(Stored dataset items)
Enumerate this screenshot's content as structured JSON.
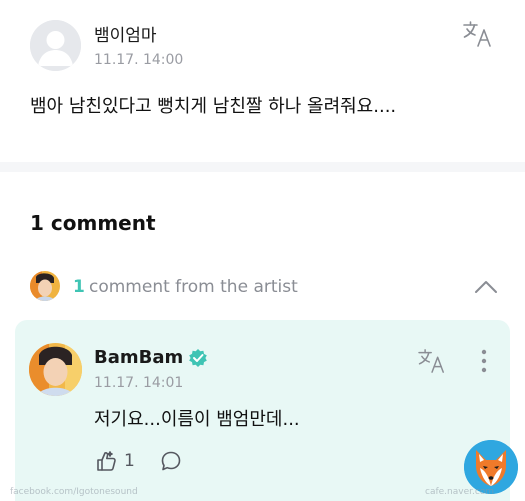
{
  "post": {
    "author": "뱀이엄마",
    "time": "11.17. 14:00",
    "body": "뱀아 남친있다고 뻥치게 남친짤 하나 올려줘요...."
  },
  "comments": {
    "count_label": "1 comment"
  },
  "artist_section": {
    "count": "1",
    "label": "comment from the artist"
  },
  "artist_comment": {
    "author": "BamBam",
    "time": "11.17. 14:01",
    "body": "저기요...이름이 뱀엄만데...",
    "like_count": "1"
  },
  "watermarks": {
    "left": "facebook.com/Igotonesound",
    "right": "cafe.naver.com"
  },
  "icons": {
    "translate": "translate-icon",
    "chevron": "chevron-up-icon",
    "more": "more-vertical-icon",
    "like": "like-icon",
    "reply": "reply-bubble-icon",
    "verified": "verified-badge-icon"
  },
  "colors": {
    "accent": "#3fc4b4",
    "artist_card_bg": "#e8f8f5",
    "verified": "#3fc4b4"
  }
}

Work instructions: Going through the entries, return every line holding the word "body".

Expected answer:
    "body": "뱀아 남친있다고 뻥치게 남친짤 하나 올려줘요...."
    "body": "저기요...이름이 뱀엄만데...",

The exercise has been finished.